**How to complete this task:** Across the records that follow, count each line holding "JSON", and write only the total.

**Provided data:**
_ _ _ _ _ _ _

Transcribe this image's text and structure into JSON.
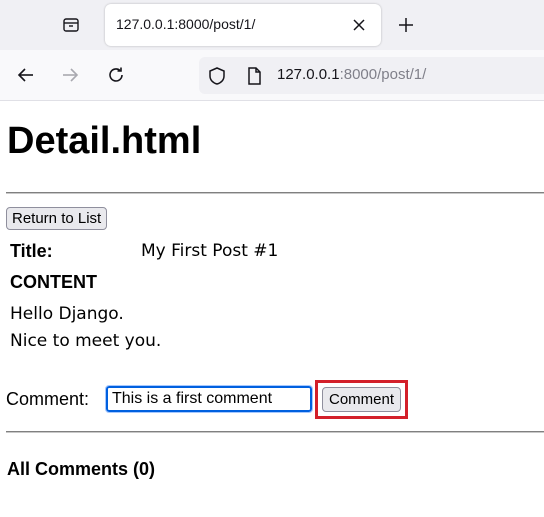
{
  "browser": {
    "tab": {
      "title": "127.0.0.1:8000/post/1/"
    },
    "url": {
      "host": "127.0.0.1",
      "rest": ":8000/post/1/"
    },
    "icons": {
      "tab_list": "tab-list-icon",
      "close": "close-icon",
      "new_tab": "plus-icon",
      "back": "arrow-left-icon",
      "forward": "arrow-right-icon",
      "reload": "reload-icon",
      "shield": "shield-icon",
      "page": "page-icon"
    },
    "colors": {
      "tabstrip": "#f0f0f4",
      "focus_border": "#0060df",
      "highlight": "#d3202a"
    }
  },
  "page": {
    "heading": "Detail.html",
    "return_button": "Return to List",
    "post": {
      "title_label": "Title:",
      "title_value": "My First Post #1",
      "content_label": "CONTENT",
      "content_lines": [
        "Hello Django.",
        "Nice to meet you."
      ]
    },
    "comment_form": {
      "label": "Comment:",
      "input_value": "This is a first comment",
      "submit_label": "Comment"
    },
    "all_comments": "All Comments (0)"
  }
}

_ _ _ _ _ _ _

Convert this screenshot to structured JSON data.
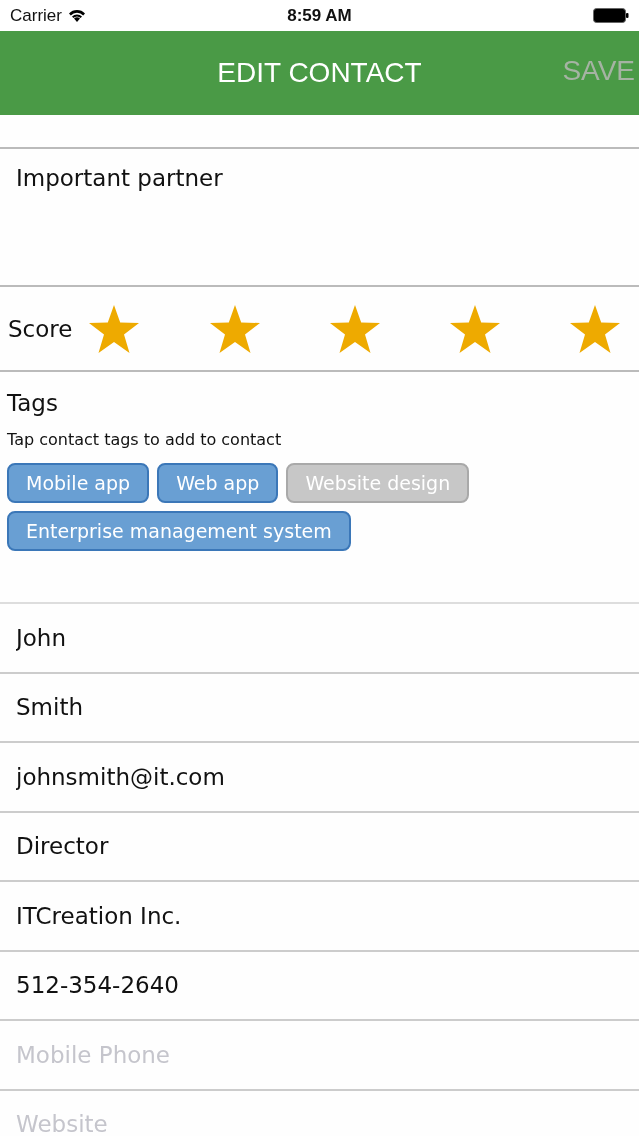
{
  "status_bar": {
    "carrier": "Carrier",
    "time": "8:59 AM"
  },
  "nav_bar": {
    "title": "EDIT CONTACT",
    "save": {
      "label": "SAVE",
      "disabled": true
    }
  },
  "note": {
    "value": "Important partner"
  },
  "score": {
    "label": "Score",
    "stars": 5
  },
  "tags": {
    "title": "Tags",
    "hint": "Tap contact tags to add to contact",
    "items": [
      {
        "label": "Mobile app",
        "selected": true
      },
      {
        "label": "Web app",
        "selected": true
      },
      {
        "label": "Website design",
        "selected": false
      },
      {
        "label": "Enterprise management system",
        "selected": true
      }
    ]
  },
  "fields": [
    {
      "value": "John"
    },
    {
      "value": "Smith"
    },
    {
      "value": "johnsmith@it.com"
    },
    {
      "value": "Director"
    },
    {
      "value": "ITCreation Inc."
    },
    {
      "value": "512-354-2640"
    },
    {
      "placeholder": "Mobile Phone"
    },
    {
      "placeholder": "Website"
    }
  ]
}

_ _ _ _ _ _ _

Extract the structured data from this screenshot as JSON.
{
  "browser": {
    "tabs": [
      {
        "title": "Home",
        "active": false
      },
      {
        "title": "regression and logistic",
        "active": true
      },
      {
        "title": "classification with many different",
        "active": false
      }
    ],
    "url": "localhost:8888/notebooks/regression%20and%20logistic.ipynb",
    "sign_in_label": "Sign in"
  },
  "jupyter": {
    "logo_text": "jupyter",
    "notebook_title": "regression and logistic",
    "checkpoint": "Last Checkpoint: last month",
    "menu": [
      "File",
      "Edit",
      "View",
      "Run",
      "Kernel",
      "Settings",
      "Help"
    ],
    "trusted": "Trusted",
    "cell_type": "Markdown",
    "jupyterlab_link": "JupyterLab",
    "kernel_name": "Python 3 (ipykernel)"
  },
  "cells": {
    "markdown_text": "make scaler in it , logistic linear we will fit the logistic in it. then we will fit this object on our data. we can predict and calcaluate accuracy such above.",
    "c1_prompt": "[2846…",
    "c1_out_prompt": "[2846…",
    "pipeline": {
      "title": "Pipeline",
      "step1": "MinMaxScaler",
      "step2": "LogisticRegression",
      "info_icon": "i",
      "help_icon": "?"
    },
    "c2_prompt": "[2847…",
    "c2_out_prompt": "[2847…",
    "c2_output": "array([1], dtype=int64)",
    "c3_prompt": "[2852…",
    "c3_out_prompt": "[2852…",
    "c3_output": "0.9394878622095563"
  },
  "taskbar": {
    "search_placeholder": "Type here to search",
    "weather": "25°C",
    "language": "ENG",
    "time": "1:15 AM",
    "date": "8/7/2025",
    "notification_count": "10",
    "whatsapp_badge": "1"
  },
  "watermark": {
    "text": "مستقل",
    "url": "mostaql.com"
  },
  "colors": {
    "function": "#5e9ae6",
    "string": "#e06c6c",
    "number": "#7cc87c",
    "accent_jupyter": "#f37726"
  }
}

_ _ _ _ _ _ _

**Answer box:** 3